▶ **Problem to solve**: Give the entries again, exactly as written.
──────── Dataset records
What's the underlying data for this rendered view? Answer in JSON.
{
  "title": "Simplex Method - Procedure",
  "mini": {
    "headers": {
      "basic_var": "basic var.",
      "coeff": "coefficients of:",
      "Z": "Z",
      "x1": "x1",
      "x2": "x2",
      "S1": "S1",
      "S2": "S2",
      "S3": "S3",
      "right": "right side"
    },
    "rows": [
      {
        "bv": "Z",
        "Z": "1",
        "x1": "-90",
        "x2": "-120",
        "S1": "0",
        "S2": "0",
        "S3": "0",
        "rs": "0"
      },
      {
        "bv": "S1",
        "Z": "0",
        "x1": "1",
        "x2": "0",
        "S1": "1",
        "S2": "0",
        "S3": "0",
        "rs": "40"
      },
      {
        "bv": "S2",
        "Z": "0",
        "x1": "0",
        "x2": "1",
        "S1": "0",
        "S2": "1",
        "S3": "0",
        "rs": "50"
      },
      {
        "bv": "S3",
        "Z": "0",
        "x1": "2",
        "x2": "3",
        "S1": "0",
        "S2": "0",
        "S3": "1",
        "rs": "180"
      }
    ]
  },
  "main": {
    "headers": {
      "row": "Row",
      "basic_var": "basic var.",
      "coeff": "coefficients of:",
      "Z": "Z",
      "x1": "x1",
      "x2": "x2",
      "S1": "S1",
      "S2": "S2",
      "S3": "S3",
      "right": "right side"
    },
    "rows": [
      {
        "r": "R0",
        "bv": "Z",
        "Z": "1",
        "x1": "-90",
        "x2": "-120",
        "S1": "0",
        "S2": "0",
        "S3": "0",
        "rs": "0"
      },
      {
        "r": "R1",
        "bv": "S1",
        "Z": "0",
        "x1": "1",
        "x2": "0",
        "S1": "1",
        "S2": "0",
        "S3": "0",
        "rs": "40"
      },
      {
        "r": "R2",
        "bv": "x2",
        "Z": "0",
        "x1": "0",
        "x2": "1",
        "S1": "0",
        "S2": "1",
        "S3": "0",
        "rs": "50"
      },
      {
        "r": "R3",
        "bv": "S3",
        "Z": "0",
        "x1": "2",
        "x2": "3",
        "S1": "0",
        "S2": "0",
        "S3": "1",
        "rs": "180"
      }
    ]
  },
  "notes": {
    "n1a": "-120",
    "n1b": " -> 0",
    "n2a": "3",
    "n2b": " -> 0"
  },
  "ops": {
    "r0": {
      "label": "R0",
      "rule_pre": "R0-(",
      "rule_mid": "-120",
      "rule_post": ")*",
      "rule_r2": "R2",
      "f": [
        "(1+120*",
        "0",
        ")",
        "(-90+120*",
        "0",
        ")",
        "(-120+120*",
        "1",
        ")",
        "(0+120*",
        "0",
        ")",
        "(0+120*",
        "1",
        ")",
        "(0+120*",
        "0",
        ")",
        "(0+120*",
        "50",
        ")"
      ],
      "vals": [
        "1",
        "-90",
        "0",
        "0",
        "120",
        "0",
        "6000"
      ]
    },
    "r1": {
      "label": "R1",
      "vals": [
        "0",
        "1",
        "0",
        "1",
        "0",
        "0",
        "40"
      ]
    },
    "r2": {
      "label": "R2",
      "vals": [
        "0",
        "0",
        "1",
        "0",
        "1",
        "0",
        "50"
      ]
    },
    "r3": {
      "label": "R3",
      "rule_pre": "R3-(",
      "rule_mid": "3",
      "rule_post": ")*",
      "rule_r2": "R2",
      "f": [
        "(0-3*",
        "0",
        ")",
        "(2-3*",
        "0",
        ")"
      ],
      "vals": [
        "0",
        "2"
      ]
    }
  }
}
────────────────
▶ **Exercise solution**:
What's the underlying data for this rendered view? Answer in JSON.
{
  "title": "Simplex Method - Procedure",
  "mini": {
    "headers": {
      "basic_var": "basic var.",
      "coeff": "coefficients of:",
      "Z": "Z",
      "x1": "x1",
      "x2": "x2",
      "S1": "S1",
      "S2": "S2",
      "S3": "S3",
      "right": "right side"
    },
    "rows": [
      {
        "bv": "Z",
        "Z": "1",
        "x1": "-90",
        "x2": "-120",
        "S1": "0",
        "S2": "0",
        "S3": "0",
        "rs": "0"
      },
      {
        "bv": "S1",
        "Z": "0",
        "x1": "1",
        "x2": "0",
        "S1": "1",
        "S2": "0",
        "S3": "0",
        "rs": "40"
      },
      {
        "bv": "S2",
        "Z": "0",
        "x1": "0",
        "x2": "1",
        "S1": "0",
        "S2": "1",
        "S3": "0",
        "rs": "50"
      },
      {
        "bv": "S3",
        "Z": "0",
        "x1": "2",
        "x2": "3",
        "S1": "0",
        "S2": "0",
        "S3": "1",
        "rs": "180"
      }
    ]
  },
  "main": {
    "headers": {
      "row": "Row",
      "basic_var": "basic var.",
      "coeff": "coefficients of:",
      "Z": "Z",
      "x1": "x1",
      "x2": "x2",
      "S1": "S1",
      "S2": "S2",
      "S3": "S3",
      "right": "right side"
    },
    "rows": [
      {
        "r": "R0",
        "bv": "Z",
        "Z": "1",
        "x1": "-90",
        "x2": "-120",
        "S1": "0",
        "S2": "0",
        "S3": "0",
        "rs": "0"
      },
      {
        "r": "R1",
        "bv": "S1",
        "Z": "0",
        "x1": "1",
        "x2": "0",
        "S1": "1",
        "S2": "0",
        "S3": "0",
        "rs": "40"
      },
      {
        "r": "R2",
        "bv": "x2",
        "Z": "0",
        "x1": "0",
        "x2": "1",
        "S1": "0",
        "S2": "1",
        "S3": "0",
        "rs": "50"
      },
      {
        "r": "R3",
        "bv": "S3",
        "Z": "0",
        "x1": "2",
        "x2": "3",
        "S1": "0",
        "S2": "0",
        "S3": "1",
        "rs": "180"
      }
    ]
  },
  "notes": {
    "n1a": "-120",
    "n1b": " -> 0",
    "n2a": "3",
    "n2b": " -> 0"
  },
  "ops": {
    "r0": {
      "label": "R0",
      "rule_pre": "R0-(",
      "rule_mid": "-120",
      "rule_post": ")*",
      "rule_r2": "R2",
      "f": [
        "(1+120*",
        "0",
        ")",
        "(-90+120*",
        "0",
        ")",
        "(-120+120*",
        "1",
        ")",
        "(0+120*",
        "0",
        ")",
        "(0+120*",
        "1",
        ")",
        "(0+120*",
        "0",
        ")",
        "(0+120*",
        "50",
        ")"
      ],
      "vals": [
        "1",
        "-90",
        "0",
        "0",
        "120",
        "0",
        "6000"
      ]
    },
    "r1": {
      "label": "R1",
      "vals": [
        "0",
        "1",
        "0",
        "1",
        "0",
        "0",
        "40"
      ]
    },
    "r2": {
      "label": "R2",
      "vals": [
        "0",
        "0",
        "1",
        "0",
        "1",
        "0",
        "50"
      ]
    },
    "r3": {
      "label": "R3",
      "rule_pre": "R3-(",
      "rule_mid": "3",
      "rule_post": ")*",
      "rule_r2": "R2",
      "f": [
        "(0-3*",
        "0",
        ")",
        "(2-3*",
        "0",
        ")"
      ],
      "vals": [
        "0",
        "2"
      ]
    }
  }
}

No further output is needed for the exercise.